ST. LOUIS (MO)
Axar [Baku City, Azerbaijan]
March 13, 2023
By John Samuel Tieman
There are documented cases of clergy sexual abuse as far back as the Middle Ages. Such abuse has gained increased media attention in the last two decades. Some have seen, for example, the Academy Award-winning movie, “Spotlight”. This docudrama is about “The Boston Globe”. In 2002, they ran a series on the Catholic Church’s systemic cover-up of abuse. For that series, “The Globe” won the 2003 Pulitzer Prize for Public Service. John Jay College did a wide-ranging study for the United States Conference Of Catholic Bishops. The study found that, between 1950 and 2002, about 4% of priests were accused of sexual abuse. That’s just the ones accused. I used to think this had nothing to do with me.
Readers have perhaps seen my essays about being Catholic. A few have read my poetry on the subject. At a time when my family was chaotic, my Catholic parish and its elementary school offered a stability that seemed eternal. I attended Christ The King Grade School in St. Louis, Class Of 1964. The Sisters Of Mercy ran the school. I was looking forward to the reunion.
Late last year, I went to a planning session for the class reunion. That was when I first heard about Father McCarthy and the girls. Then I went to the reunion a few Fridays ago. Most of my classmates I hadn’t seen since 1964. It was delightful. Well, most of it was delightful. Our memories were many and varied. Nuns in long habits. Praying in Latin. Childish pranks. The games we played. The neighborhood. But a particular darkness gathered when the girls, now 73-year-old women, remembered Father Robert McCarthy. They said he molested them. I served Mass for Father McCarthy. Had you asked my opinion of him in 2020, I would have spoken of a holy man. Robert L. McCarthy was an associate pastor at Christ The King. When the girls needed new athletic uniforms, short sleeved shirts and shorts, he did the fittings. That’s when he felt them up.
I believe the women. I believe them for two simple reasons. First, their stories are consistent and unvarying. Couple that with the fact that some of these women haven’t seen each other in six decades. Second, there’s no self-interest or gain in telling all that.

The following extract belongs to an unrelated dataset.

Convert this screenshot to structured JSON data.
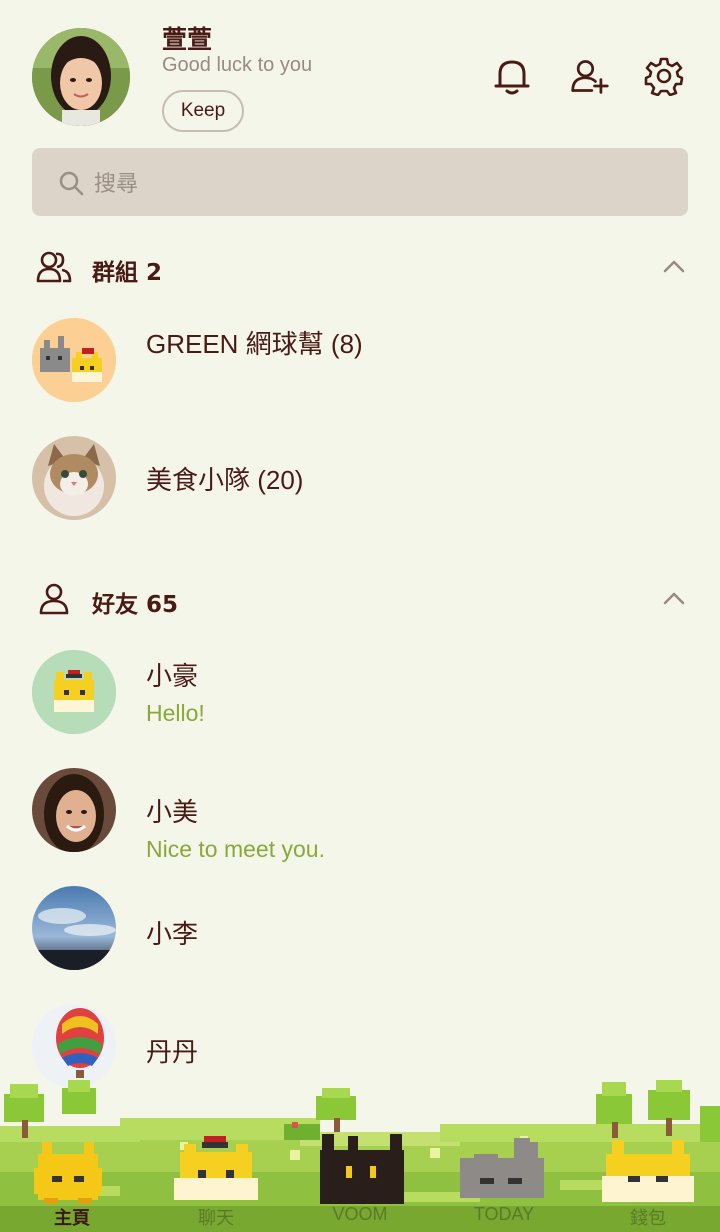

Father McCarthy went on to become Monsignor McCarthy. He was several more times an associate pastor, a chaplain to a convent, and later a pastor. He eventually was the administrator of Catholic cemeteries, not a small job in an archdiocese the size of St. Louis. In an email from David Clohessy, the former executive director of the Survivors Network Of Those Abused by Priests, SNAP, he notes that “over the years and across the country, priests who had engaged in sexual misdeeds were often assigned to cemeteries”.
I have no idea what Msgr. McCarthy’s side of this story is. He died in 2020. Nor do I know why the nuns allowed an unsupervised man to fit the girls for their athletic uniforms. I only know what my classmates tell me. I believe them. I believe the women. Of the ten or so women to whom I spoke on two occasions, about half spoke of his abuse. I was never the one who brought the subject up.
Lydia sat next to me for part of the evening. We had a lot of laughs. We, at one point, recalled the various priests. When we spoke of Fr. McCarthy, she spoke of the fittings. I asked, “You know about that?” I was shocked. My question was more of an exclamation. The scope of the abuse was starting to dawn on me. Lydia nodded, said softly, “Yes”, then looked away. Sixty years and the sorrow remains. The most compelling measure of truth that evening was in her eyes, those sad eyes that turned from me.
As I prepared this column for publication, I asked my classmates to verify my recollections of their stories. They did. In fact, they went much further. Here are just a few things I was told. One classmate said this was not the only time Robert McCarthy molested her. Two others suspect that he molested girls in other classes. Allison told of how in high school she went to Confession with Fr. McCarthy. She confessed to some “artless teenage petting”, but her confession “wasn’t sexual enough for Fr. McCarthy”. He wanted something lurid. “I was being pressed to describe an experience that I had not had,” she said. “[H]is interest was prurient.… That was the last time I went to confession. I left the Catholic Church very soon after.” She was not alone in speaking of this priest’s prurient questions and intrusions in the confessional.
I like writing. Right now, however, this essay – I’ve been angry – I’ve cried – I’ve wanted to tear up this essay. I love that little parish, Christ The King. But I also love the candor and courage of these women, my classmates. So this story must be published. Why? Because this is the truth. This is what happened. Parents entrusted their children to the Church, and the Church didn’t protect the children. The Church didn’t protect the children.